To realize this vision and prepare for the next generation of newscasts, the station has embraced virtual and augmented reality technology under Warren’s leadership, with support from the CBS News and Stations leadership team. 

“The appetite for storytelling in different ways and reaching an audience in a different way goes all the way up to the top of this company, and without that support, this would never have happened,” said Warren.

“We often talk about KPIX as being the innovation leader, the incubation team for the group,” noted Jennifer Mitchell, president, CBS Television Stations. 

KPIX was the first station to debut the new CBS Television Stations group graphics package, with the station’s team developing and troubleshooting the design integration with Chyron Prime. 

Weather as the driver of innovation

“We think the most valuable place to start with this is weather. We’ve had two-dimensional maps on the wall that somebody’s pointed to for 60 years. The maps have gotten a little better but we’ve been doing the same presentation for 60 years,” said Warren. “Weather’s three-dimensional and weather’s immersive… That was the start of all of this, how immersive can we get in this?”

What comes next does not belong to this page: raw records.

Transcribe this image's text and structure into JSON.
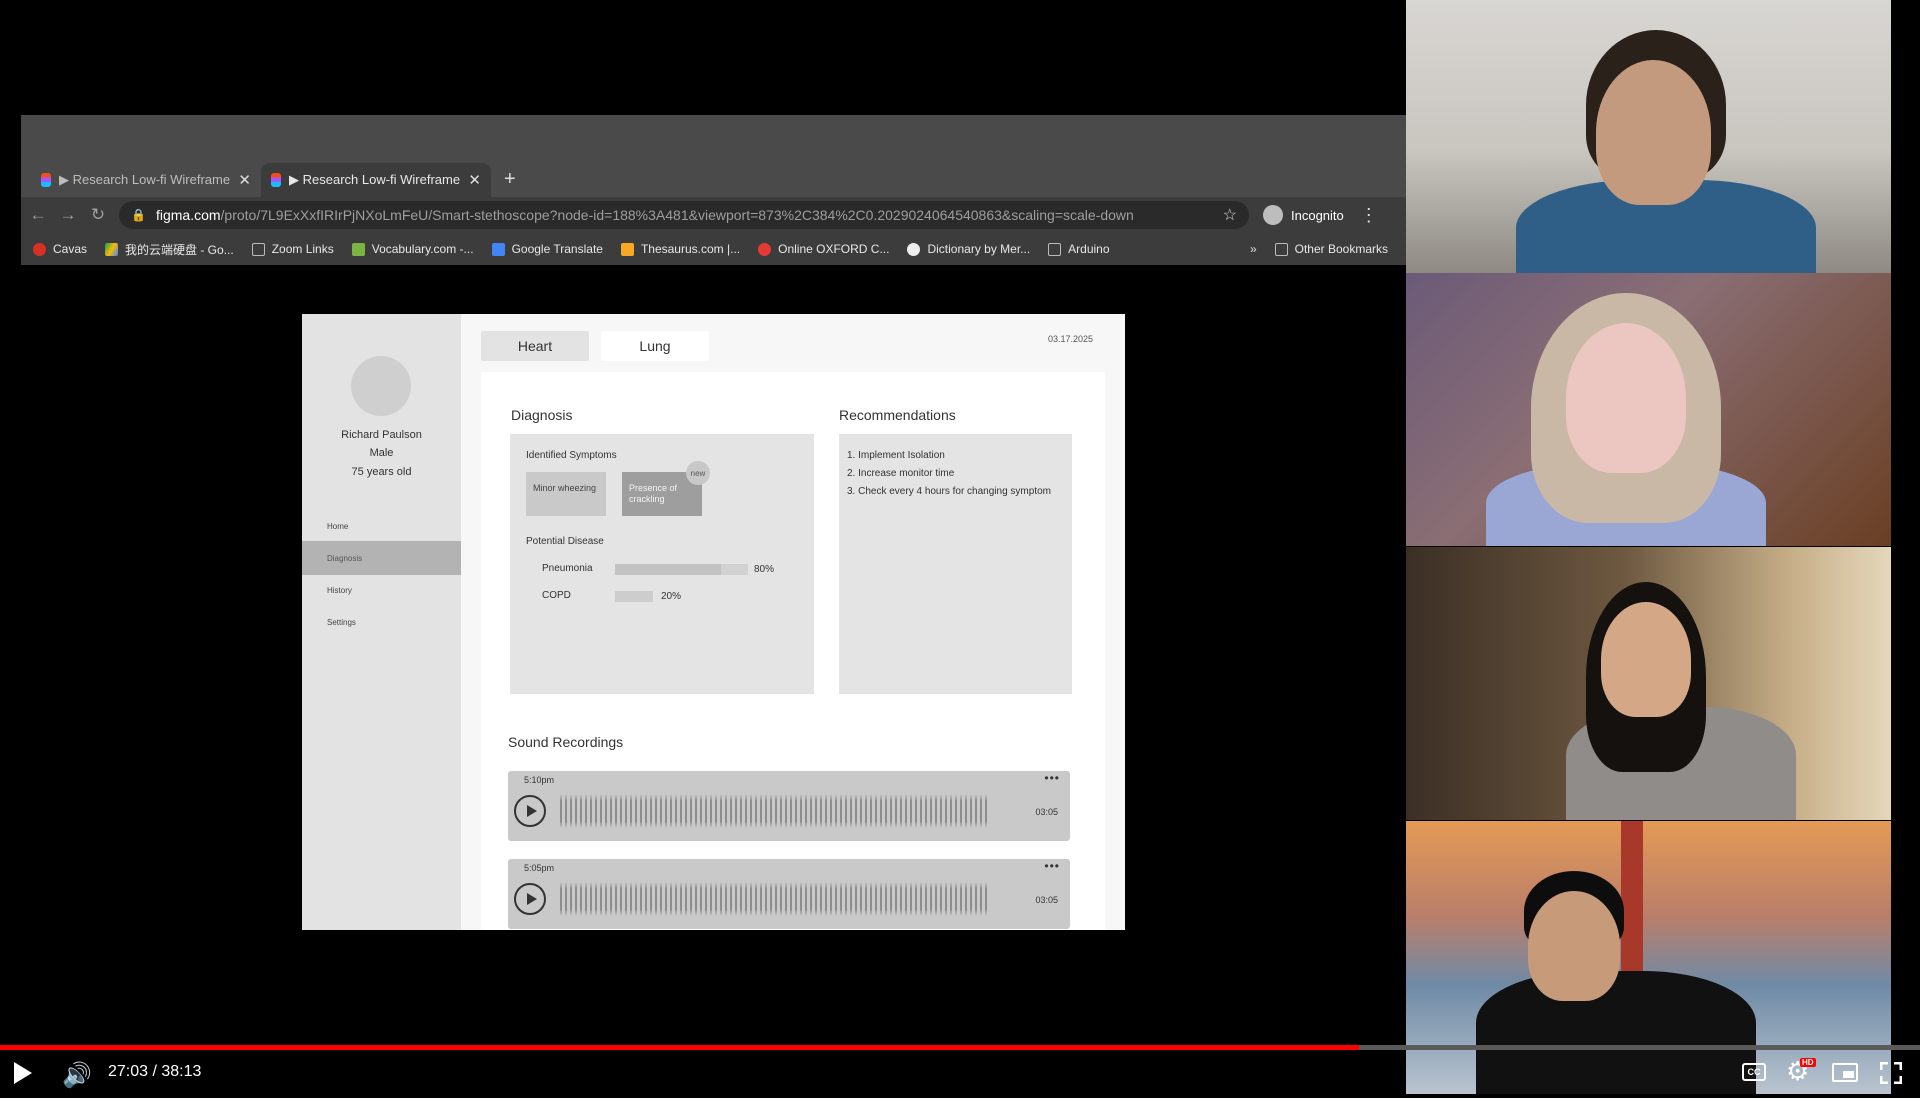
{
  "browser": {
    "tabs": [
      {
        "label": "▶ Research Low-fi Wireframes",
        "active": false
      },
      {
        "label": "▶ Research Low-fi Wireframes",
        "active": true
      }
    ],
    "new_tab": "+",
    "url_host": "figma.com",
    "url_path": "/proto/7L9ExXxfIRIrPjNXoLmFeU/Smart-stethoscope?node-id=188%3A481&viewport=873%2C384%2C0.2029024064540863&scaling=scale-down",
    "incognito_label": "Incognito",
    "bookmarks": [
      {
        "label": "Cavas",
        "icon": "cavas-icon",
        "color": "#d93025"
      },
      {
        "label": "我的云端硬盘 - Go...",
        "icon": "google-drive-icon",
        "color": "#fbbc04"
      },
      {
        "label": "Zoom Links",
        "icon": "folder-icon",
        "color": "#9e9e9e"
      },
      {
        "label": "Vocabulary.com -...",
        "icon": "vocabulary-icon",
        "color": "#7cb342"
      },
      {
        "label": "Google Translate",
        "icon": "translate-icon",
        "color": "#4285f4"
      },
      {
        "label": "Thesaurus.com |...",
        "icon": "thesaurus-icon",
        "color": "#f9a825"
      },
      {
        "label": "Online OXFORD C...",
        "icon": "oxford-icon",
        "color": "#e53935"
      },
      {
        "label": "Dictionary by Mer...",
        "icon": "dictionary-icon",
        "color": "#eeeeee"
      },
      {
        "label": "Arduino",
        "icon": "folder-icon",
        "color": "#9e9e9e"
      }
    ],
    "more_bookmarks": "»",
    "other_bookmarks": "Other Bookmarks"
  },
  "wireframe": {
    "patient": {
      "name": "Richard Paulson",
      "sex": "Male",
      "age": "75 years old"
    },
    "nav": [
      {
        "label": "Home",
        "selected": false
      },
      {
        "label": "Diagnosis",
        "selected": true
      },
      {
        "label": "History",
        "selected": false
      },
      {
        "label": "Settings",
        "selected": false
      }
    ],
    "tabs": {
      "heart": "Heart",
      "lung": "Lung"
    },
    "date": "03.17.2025",
    "diagnosis": {
      "title": "Diagnosis",
      "symptoms_label": "Identified Symptoms",
      "symptom_1": "Minor wheezing",
      "symptom_2": "Presence of crackling",
      "new_badge": "new",
      "potential_label": "Potential Disease",
      "diseases": [
        {
          "name": "Pneumonia",
          "pct_label": "80%",
          "fraction": 0.8
        },
        {
          "name": "COPD",
          "pct_label": "20%",
          "fraction": 0.2
        }
      ]
    },
    "recommendations": {
      "title": "Recommendations",
      "items": [
        "1. Implement Isolation",
        "2. Increase monitor time",
        "3. Check every 4 hours for changing symptom"
      ]
    },
    "recordings": {
      "title": "Sound Recordings",
      "items": [
        {
          "time": "5:10pm",
          "duration": "03:05",
          "menu": "•••"
        },
        {
          "time": "5:05pm",
          "duration": "03:05",
          "menu": "•••"
        }
      ]
    }
  },
  "player": {
    "current_time": "27:03",
    "duration": "38:13",
    "time_label": "27:03 / 38:13",
    "progress": 0.708,
    "cc_label": "CC",
    "hd_label": "HD",
    "accent": "#ff0000"
  },
  "participants": [
    {
      "position": 1,
      "description": "woman in blue shirt"
    },
    {
      "position": 2,
      "description": "smiling woman with long hair"
    },
    {
      "position": 3,
      "description": "woman with earphones"
    },
    {
      "position": 4,
      "description": "man with glasses, Golden Gate background"
    }
  ]
}
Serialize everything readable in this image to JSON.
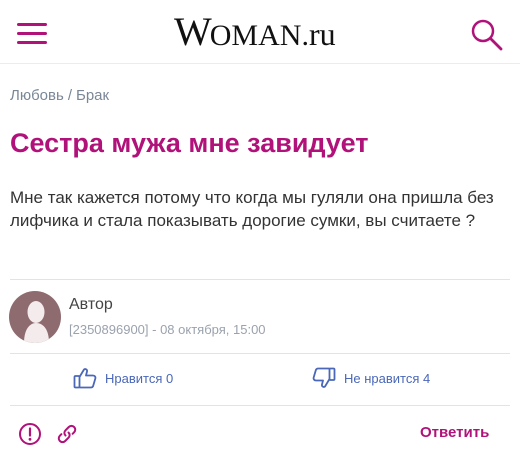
{
  "header": {
    "logo_first": "W",
    "logo_caps": "OMAN",
    "logo_dot": ".",
    "logo_tld": "ru"
  },
  "breadcrumb": {
    "items": [
      "Любовь",
      "Брак"
    ],
    "separator": "/"
  },
  "post": {
    "title": "Сестра мужа мне завидует",
    "body": "Мне так кажется потому что когда мы гуляли она пришла без лифчика и стала показывать дорогие сумки, вы считаете ?"
  },
  "author": {
    "name": "Автор",
    "meta": "[2350896900] - 08 октября, 15:00"
  },
  "votes": {
    "like_label": "Нравится 0",
    "dislike_label": "Не нравится 4"
  },
  "actions": {
    "reply_label": "Ответить"
  },
  "colors": {
    "accent": "#b0127a",
    "link_blue": "#4a67b8",
    "muted": "#7a8797"
  },
  "icons": [
    "menu-icon",
    "search-icon",
    "avatar-silhouette-icon",
    "thumbs-up-icon",
    "thumbs-down-icon",
    "report-icon",
    "link-icon"
  ]
}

While “Primetime Edition” may initially focus the technology on weather, the goal is to move behind the anchor desk for as much of the newscast as possible. 

“We’re starting with the basics and then we’re going to continue to grow and add on. Weather is our starting point. After that, we think of it less as sets and more as storytelling environments where now your lead story is in the middle of a wildfire and we have a 360 camera up out in the woods… The ways that we can bring people to a story and into a story and immerse them in a story, and make them feel like they’re part of the story, that’s where we’re headed with this.”

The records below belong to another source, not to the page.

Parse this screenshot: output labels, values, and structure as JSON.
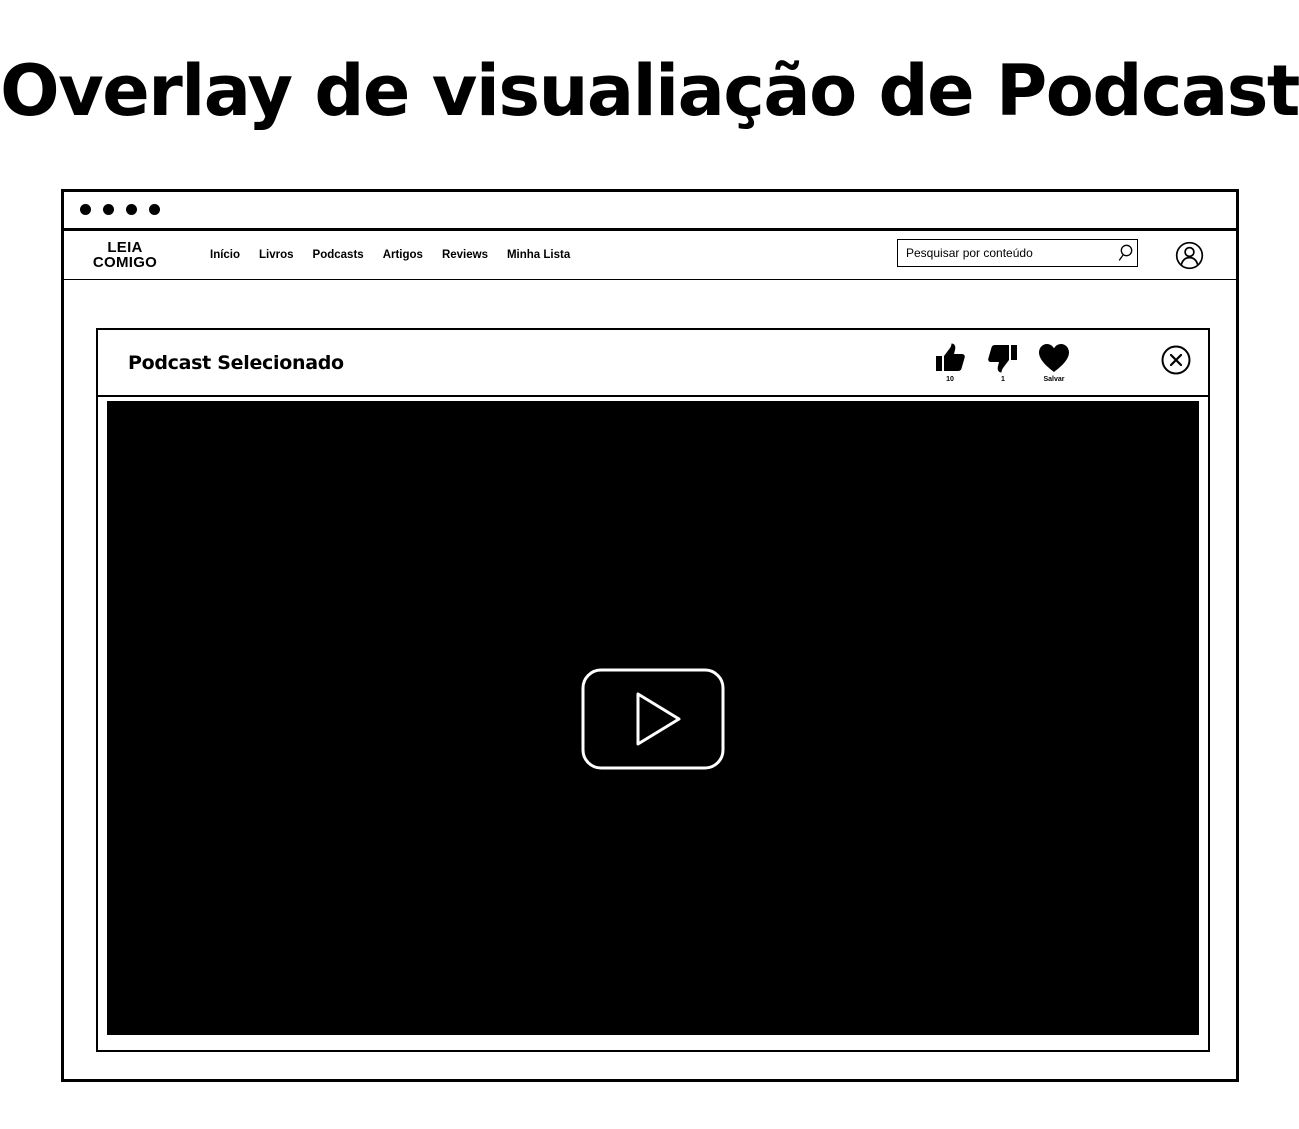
{
  "page_heading": "Overlay de visualiação de Podcast",
  "app": {
    "logo_line1": "LEIA",
    "logo_line2": "COMIGO",
    "nav": [
      {
        "label": "Início"
      },
      {
        "label": "Livros"
      },
      {
        "label": "Podcasts"
      },
      {
        "label": "Artigos"
      },
      {
        "label": "Reviews"
      },
      {
        "label": "Minha Lista"
      }
    ],
    "search": {
      "placeholder": "Pesquisar por conteúdo",
      "icon": "search-icon"
    },
    "profile_icon": "user-circle-icon"
  },
  "modal": {
    "title": "Podcast Selecionado",
    "actions": {
      "like": {
        "icon": "thumbs-up-icon",
        "count": "10"
      },
      "dislike": {
        "icon": "thumbs-down-icon",
        "count": "1"
      },
      "save": {
        "icon": "heart-icon",
        "label": "Salvar"
      }
    },
    "close_icon": "close-circle-icon",
    "player": {
      "background": "#000000",
      "play_icon": "play-icon"
    }
  },
  "colors": {
    "ink": "#000000",
    "paper": "#ffffff"
  }
}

While the presentation may start with familiarity, building from maps and charts, Warren envisions more interaction with data such as clouds and storms surrounding the weathercaster, as he breaks down hyperlocal conditions. 

“We will slowly start adding the storytelling environments and eliminating the time we spend on our hard set, to the point where you won’t see it very much more,” added Warren.

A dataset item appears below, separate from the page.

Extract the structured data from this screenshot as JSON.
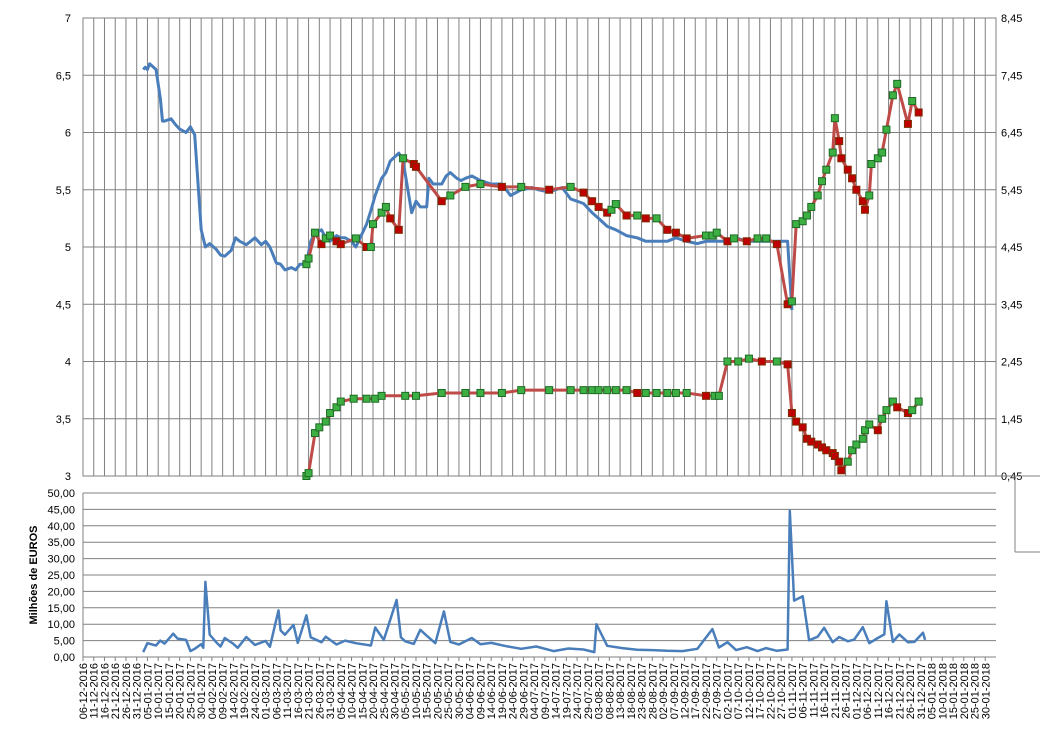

A new workflow for virtual production

Behind the scenes, the team including Jeff Jeandheur and Eliot Curtis have been working on the task of making virtual production more efficient for usage in local news, given the tight deadlines and typical story workflow.

“We feel that the technology — in all aspects of this — has finally reached a point where we can pull it all together to make it as photorealistic and dynamic as possible,” said Warren, who emphasized this level of production and output quality has not been possible previously at a local station.  


This includes tying the virtual production into the station’s control room automation and ensuring a constant flow of real-time data from a variety of sources.

“All the technology has been out there for years, but nobody’s pulled it all together to do this. So we now have an immersive environment with real-time data that all hooks into an automated control room, so you don’t need huge teams of people to run this stuff,” said Warren. “It can be done on a daily basis, a newscast basis, by the team we have… It’s really the brilliance of the team that’s put that all together.” 

Technology-wise, the virtual environments are powered by Zero Density’s Reality solution with rendering from the Unreal Engine and camera tracking from Stype. Myreze worked with the KPIX team on the initial virtual design, with the station’s team handling implementation and further customization. 

While “Primetime Edition” is currently viewed as an experiment, it may eventually lead to new methods of storytelling at KPIX and beyond.

Warren envisions journalists that are not only gathering video and interviews but potentially capturing objects to turn into 3D models for a newscast. 

Across the group, Mitchell notes the sharing and learning coming out of San Francisco.

“As we make decisions about building out new sets, about design, we are absolutely thinking about virtual versus a hundred percent hardscape,” said Mitchell. “We can learn from that [KPIX] team and scale when the time is right.”